The issue of discretionary bonuses and allowances were recently considered in the context of the Payment of Wages Act 1991 (“the 1991 Act”) in the case of Cleary & Others v B&Q Ireland Limited (High Court, 8 January 2016).

Details of the case:

Ten employees of B&Q Ireland Limited (“the Employer”) claimed that the Employer’s decision to withdraw a winter/summer bonus, as well as a zone allowance paid to employees working in Dublin stores, was in breach of the 1991 Act.

The employees’ contracts of employment stated that “all bonus schemes are discretionary and are subject to scheme rules. They may be reviewed or withdrawn at any time.” The Employer argued that unilaterally withdrawing the bonus scheme was permitted by the terms of the scheme and the employment contract which expressly provided that it could be withdrawn at any time. The Tribunal agreed with this argument and found that there was no breach of the 1991 Act.

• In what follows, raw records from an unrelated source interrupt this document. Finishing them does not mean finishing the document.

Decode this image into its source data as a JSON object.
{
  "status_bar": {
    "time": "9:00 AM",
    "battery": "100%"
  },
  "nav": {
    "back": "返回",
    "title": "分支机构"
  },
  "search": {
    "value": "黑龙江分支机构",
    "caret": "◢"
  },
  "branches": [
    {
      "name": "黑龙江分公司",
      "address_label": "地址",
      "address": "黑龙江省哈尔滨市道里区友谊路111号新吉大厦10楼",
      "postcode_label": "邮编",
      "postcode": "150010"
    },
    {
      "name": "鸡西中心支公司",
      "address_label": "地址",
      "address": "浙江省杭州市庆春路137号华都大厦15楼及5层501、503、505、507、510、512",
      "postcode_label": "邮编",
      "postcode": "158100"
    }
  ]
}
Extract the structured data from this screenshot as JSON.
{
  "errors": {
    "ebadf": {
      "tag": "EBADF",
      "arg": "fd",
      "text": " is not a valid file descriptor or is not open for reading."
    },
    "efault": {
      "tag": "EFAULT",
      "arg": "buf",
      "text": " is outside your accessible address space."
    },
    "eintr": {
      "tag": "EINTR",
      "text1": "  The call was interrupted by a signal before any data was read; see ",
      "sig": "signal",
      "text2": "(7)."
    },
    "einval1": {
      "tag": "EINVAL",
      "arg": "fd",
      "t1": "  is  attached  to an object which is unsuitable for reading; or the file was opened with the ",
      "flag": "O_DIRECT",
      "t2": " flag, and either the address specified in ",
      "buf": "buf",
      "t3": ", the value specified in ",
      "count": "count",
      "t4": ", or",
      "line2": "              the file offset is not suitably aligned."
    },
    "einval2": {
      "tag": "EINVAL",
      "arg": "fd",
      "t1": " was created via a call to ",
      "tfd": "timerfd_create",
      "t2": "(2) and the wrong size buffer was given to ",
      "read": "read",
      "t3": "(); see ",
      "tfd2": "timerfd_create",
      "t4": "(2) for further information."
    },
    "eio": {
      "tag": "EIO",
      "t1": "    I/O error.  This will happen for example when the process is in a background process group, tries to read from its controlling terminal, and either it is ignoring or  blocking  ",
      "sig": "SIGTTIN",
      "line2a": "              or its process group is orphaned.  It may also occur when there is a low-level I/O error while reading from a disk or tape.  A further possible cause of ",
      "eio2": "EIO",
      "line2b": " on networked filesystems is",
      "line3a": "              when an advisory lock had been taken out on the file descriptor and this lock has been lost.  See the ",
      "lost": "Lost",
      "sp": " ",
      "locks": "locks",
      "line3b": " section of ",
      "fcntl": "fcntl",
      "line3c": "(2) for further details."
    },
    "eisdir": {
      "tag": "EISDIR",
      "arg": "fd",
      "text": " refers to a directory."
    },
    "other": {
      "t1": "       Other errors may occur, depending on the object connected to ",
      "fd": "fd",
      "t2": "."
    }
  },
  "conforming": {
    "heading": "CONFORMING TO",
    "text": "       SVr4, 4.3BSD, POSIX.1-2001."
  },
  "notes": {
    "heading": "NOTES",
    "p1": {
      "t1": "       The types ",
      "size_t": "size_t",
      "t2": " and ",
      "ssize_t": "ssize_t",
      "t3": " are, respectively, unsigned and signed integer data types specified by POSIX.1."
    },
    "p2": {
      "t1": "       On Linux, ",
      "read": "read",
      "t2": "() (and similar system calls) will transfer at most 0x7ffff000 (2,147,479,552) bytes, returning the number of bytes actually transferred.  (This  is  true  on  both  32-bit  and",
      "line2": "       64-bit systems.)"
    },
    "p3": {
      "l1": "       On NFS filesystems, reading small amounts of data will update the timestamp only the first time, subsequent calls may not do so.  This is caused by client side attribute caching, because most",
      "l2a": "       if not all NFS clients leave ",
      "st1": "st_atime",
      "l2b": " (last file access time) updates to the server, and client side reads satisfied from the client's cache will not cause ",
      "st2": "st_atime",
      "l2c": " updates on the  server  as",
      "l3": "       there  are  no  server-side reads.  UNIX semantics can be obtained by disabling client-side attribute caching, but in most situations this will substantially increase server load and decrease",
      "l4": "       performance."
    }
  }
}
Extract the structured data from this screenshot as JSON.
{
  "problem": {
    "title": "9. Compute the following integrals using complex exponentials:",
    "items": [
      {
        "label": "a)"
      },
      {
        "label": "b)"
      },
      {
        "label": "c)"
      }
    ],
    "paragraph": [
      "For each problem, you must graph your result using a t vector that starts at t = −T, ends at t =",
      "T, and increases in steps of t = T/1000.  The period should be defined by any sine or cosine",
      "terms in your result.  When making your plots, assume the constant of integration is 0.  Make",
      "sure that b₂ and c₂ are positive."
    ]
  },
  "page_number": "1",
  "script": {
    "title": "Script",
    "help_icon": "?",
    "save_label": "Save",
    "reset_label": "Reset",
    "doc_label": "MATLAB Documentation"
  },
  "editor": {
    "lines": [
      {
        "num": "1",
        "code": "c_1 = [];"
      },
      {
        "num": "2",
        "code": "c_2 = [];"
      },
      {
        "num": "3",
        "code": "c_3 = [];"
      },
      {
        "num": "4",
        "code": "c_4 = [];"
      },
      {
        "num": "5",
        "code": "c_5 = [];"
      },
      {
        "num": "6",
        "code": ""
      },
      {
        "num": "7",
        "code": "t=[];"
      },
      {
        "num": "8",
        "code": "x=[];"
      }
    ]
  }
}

In relation to the zone allowance paid to employees working in Dublin stores, the Tribunal followed the case of McKenzie & Anor v Minister for Finance & Ors [2010] IEHC 461 and found that the allowance was separate and distinct from the employees’ salary, and could be considered compensation for working in a particular area. The deduction of an allowance is not a deduction from wages under the 1991 Act.

The decision was appealed to the High Court where the employees argued that they should have been entitled to the first bonus following the decision to end the bonus scheme, as it related to a period of work already done and the employees had accrued the bonus at the time the decision was made to withdraw it. The employees also argued that the zone allowance was an intrinsic part of the wages payable to employees contracted to work at the Dublin outlets.

In relation to the bonus scheme, the High Court noted that the Employer had the discretion to withdraw the bonus scheme at any time, however, it held that discretion should be exercised reasonably. The Court found that the Tribunal erred in law, in interpreting the Employer’s discretion to withdraw the bonus scheme at any time, as applying retrospectively. The Court also held the payment of the bonus crystallised as a contractual obligation once it was earned in accordance with the terms of the scheme and that the employees had worked the relevant period pursuant to the relevant scheme and therefore accrued a bonus entitlement under the scheme.

In relation to the zone allowance, the Court noted that the Tribunal found that the mileage allowance was an expense under section 7(2)(b) of the 1991 Act and the Court was satisfied that the zone allowance was also an expense and did not constitute wages for the purposes of the 1991 Act.

What this means for employers?

This decision reaffirms the position that allowances are not wages for the purposes of the 1991 Act and also serves as a reminder that simply describing a bonus scheme as discretionary will not always prevent a contractual entitlement arising. Employers looking at varying or discontinuing a discretionary bonus scheme should seek legal advice before doing so.